• **Exercise goal**:
What lines of the data below hold the string "NTFS"? Copy each one out.

Segment Open

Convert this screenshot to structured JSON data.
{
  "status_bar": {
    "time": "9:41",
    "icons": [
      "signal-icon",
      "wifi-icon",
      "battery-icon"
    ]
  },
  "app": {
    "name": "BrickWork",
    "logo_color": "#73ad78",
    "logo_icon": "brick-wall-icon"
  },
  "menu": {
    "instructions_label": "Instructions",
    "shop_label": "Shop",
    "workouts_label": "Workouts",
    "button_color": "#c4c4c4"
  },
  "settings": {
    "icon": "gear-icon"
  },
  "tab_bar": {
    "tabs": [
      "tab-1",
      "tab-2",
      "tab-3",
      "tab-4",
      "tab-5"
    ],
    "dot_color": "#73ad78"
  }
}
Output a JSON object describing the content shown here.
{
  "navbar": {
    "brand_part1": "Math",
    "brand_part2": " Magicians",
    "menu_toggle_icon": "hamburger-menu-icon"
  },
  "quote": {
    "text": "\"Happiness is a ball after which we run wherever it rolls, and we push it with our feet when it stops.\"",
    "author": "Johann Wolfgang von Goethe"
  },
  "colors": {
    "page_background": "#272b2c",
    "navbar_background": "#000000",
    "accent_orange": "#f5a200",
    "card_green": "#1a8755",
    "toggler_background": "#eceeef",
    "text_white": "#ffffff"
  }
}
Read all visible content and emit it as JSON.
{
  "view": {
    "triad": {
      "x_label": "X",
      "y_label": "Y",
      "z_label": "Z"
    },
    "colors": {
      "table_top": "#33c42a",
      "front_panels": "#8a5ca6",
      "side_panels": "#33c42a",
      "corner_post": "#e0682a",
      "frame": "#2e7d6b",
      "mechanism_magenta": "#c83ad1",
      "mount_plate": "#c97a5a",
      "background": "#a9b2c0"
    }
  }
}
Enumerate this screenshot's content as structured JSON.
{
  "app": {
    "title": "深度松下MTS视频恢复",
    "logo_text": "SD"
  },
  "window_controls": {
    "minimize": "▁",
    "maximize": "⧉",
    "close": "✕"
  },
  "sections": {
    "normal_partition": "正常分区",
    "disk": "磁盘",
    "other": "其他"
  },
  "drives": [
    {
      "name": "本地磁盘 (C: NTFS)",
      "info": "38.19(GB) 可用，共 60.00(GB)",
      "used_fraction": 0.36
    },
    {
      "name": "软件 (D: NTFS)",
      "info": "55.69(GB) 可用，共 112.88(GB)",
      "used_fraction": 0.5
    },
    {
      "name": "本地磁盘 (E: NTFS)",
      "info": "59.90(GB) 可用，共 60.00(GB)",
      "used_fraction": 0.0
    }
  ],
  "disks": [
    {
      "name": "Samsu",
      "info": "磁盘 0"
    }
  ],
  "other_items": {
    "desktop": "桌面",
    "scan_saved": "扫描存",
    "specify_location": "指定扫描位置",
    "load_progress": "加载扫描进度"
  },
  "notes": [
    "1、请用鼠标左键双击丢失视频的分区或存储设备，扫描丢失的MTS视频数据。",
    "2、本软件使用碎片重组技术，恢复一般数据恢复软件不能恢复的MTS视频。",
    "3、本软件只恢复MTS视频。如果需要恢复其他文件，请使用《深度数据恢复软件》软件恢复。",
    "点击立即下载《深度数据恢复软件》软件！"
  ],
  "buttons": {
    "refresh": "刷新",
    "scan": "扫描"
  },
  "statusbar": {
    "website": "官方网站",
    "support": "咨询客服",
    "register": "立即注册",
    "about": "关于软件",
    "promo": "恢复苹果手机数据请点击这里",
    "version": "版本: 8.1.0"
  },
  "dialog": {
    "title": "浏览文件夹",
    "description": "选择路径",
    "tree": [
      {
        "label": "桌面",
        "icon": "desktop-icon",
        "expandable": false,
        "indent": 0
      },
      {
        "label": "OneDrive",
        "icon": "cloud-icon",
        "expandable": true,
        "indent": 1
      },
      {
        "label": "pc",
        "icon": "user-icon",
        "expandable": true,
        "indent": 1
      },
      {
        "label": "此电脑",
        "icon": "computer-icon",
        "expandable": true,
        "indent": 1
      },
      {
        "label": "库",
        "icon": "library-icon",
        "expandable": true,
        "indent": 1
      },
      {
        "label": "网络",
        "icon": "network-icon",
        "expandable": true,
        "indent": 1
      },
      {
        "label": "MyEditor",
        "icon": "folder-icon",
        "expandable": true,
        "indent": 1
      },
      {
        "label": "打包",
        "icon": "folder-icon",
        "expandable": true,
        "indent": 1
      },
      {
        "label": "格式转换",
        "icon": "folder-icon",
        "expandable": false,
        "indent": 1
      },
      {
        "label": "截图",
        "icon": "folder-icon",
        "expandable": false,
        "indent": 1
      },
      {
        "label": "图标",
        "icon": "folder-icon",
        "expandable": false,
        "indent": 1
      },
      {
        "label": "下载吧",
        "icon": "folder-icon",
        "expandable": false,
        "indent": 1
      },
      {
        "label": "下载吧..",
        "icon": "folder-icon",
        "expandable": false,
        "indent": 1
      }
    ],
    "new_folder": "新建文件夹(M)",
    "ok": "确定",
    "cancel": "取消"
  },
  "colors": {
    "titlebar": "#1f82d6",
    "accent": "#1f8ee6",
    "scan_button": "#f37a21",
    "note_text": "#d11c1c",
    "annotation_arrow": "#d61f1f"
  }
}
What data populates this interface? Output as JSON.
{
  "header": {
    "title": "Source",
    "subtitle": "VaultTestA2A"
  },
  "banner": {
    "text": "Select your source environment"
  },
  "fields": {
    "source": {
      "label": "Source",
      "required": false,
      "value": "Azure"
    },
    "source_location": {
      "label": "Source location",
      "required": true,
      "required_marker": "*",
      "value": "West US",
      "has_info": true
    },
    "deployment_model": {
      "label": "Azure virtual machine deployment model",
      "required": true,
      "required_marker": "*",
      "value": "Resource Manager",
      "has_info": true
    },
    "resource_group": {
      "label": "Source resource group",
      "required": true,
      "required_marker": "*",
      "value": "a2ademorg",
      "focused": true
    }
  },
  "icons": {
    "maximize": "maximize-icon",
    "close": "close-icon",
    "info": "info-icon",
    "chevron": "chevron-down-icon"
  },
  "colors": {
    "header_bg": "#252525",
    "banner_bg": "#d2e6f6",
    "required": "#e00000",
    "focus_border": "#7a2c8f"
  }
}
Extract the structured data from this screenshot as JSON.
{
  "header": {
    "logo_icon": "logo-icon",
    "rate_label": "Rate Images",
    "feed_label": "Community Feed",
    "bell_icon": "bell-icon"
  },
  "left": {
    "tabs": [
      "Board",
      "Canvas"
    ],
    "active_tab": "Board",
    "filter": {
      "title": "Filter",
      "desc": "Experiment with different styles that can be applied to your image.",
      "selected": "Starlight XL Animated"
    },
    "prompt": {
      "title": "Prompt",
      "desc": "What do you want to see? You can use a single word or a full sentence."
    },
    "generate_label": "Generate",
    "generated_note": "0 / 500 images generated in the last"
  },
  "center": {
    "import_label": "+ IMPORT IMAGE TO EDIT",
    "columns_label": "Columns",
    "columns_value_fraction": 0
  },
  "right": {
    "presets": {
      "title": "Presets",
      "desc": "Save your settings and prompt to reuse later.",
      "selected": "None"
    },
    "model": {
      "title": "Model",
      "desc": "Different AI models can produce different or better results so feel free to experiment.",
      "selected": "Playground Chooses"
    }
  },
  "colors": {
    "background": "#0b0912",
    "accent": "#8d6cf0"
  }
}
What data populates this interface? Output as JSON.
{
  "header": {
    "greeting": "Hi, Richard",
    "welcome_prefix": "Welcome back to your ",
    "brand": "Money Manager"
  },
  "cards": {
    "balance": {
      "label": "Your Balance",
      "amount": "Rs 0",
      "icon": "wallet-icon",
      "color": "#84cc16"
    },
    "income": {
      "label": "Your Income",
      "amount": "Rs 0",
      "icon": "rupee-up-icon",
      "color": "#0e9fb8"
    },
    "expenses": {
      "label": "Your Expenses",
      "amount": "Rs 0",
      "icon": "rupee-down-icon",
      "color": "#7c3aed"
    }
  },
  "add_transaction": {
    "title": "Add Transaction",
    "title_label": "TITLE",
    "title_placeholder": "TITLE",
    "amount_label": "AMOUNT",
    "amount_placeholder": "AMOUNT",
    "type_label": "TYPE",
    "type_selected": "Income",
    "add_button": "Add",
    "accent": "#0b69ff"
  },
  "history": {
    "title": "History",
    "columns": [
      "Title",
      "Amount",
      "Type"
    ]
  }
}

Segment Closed

• **Task answer**:
      "name": "本地磁盘 (C: NTFS)",
      "name": "软件 (D: NTFS)",
      "name": "本地磁盘 (E: NTFS)",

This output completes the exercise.